BEGIN Records to use
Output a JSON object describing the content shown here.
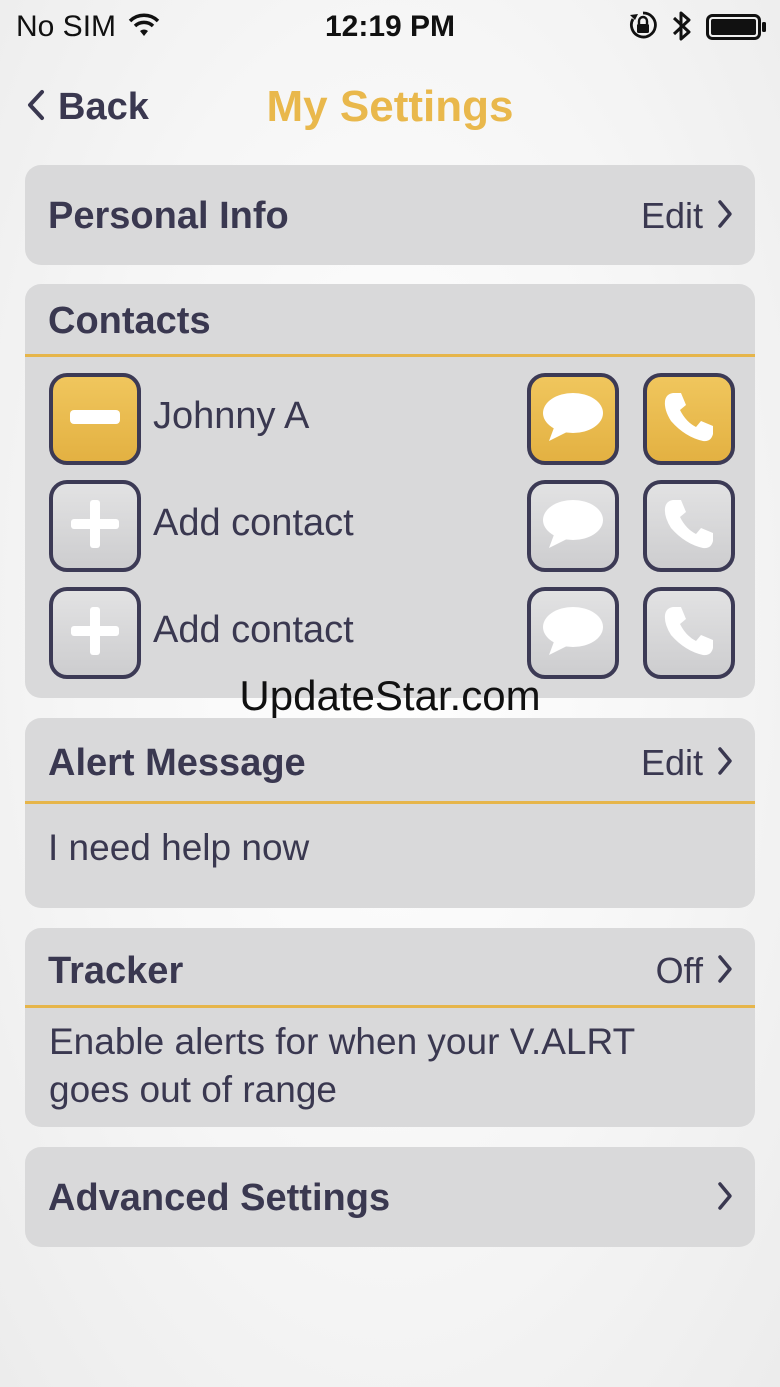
{
  "status_bar": {
    "carrier": "No SIM",
    "time": "12:19 PM",
    "icons": [
      "wifi-icon",
      "orientation-lock-icon",
      "bluetooth-icon",
      "battery-icon"
    ]
  },
  "nav": {
    "back_label": "Back",
    "title": "My Settings"
  },
  "personal_info": {
    "title": "Personal Info",
    "action": "Edit"
  },
  "contacts": {
    "title": "Contacts",
    "rows": [
      {
        "name": "Johnny A",
        "state": "active"
      },
      {
        "name": "Add contact",
        "state": "empty"
      },
      {
        "name": "Add contact",
        "state": "empty"
      }
    ]
  },
  "alert_message": {
    "title": "Alert Message",
    "action": "Edit",
    "message": "I need help now"
  },
  "tracker": {
    "title": "Tracker",
    "action": "Off",
    "description_line1": "Enable alerts for when your V.ALRT",
    "description_line2": "goes out of range"
  },
  "advanced": {
    "title": "Advanced Settings"
  },
  "watermark": "UpdateStar.com",
  "colors": {
    "accent": "#e9b84c",
    "text": "#3a3850",
    "card": "#d9d9da"
  }
}
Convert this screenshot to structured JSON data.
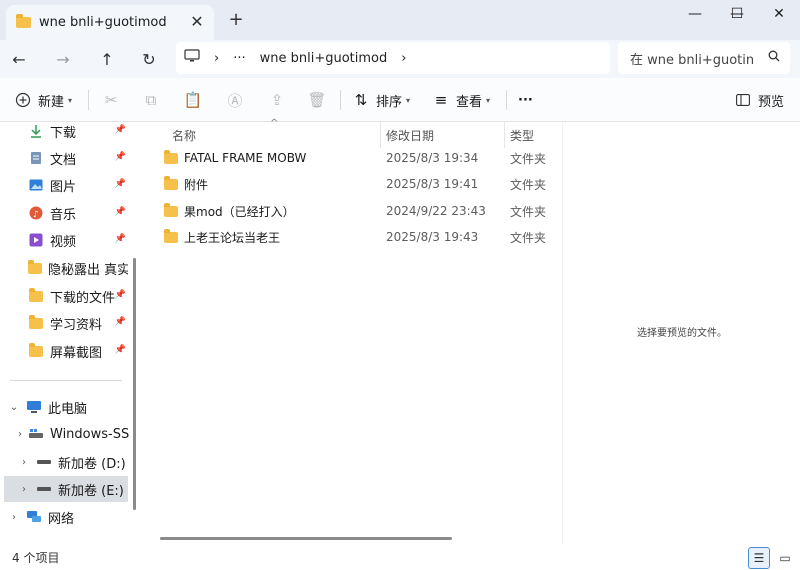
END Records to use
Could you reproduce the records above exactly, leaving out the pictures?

Response area:
Output a JSON object describing the content shown here.
{
  "status_bar": {
    "carrier": "No SIM",
    "time": "12:19 PM",
    "icons": [
      "wifi-icon",
      "orientation-lock-icon",
      "bluetooth-icon",
      "battery-icon"
    ]
  },
  "nav": {
    "back_label": "Back",
    "title": "My Settings"
  },
  "personal_info": {
    "title": "Personal Info",
    "action": "Edit"
  },
  "contacts": {
    "title": "Contacts",
    "rows": [
      {
        "name": "Johnny A",
        "state": "active"
      },
      {
        "name": "Add contact",
        "state": "empty"
      },
      {
        "name": "Add contact",
        "state": "empty"
      }
    ]
  },
  "alert_message": {
    "title": "Alert Message",
    "action": "Edit",
    "message": "I need help now"
  },
  "tracker": {
    "title": "Tracker",
    "action": "Off",
    "description_line1": "Enable alerts for when your V.ALRT",
    "description_line2": "goes out of range"
  },
  "advanced": {
    "title": "Advanced Settings"
  },
  "watermark": "UpdateStar.com",
  "colors": {
    "accent": "#e9b84c",
    "text": "#3a3850",
    "card": "#d9d9da"
  }
}
Convert this screenshot to structured JSON data.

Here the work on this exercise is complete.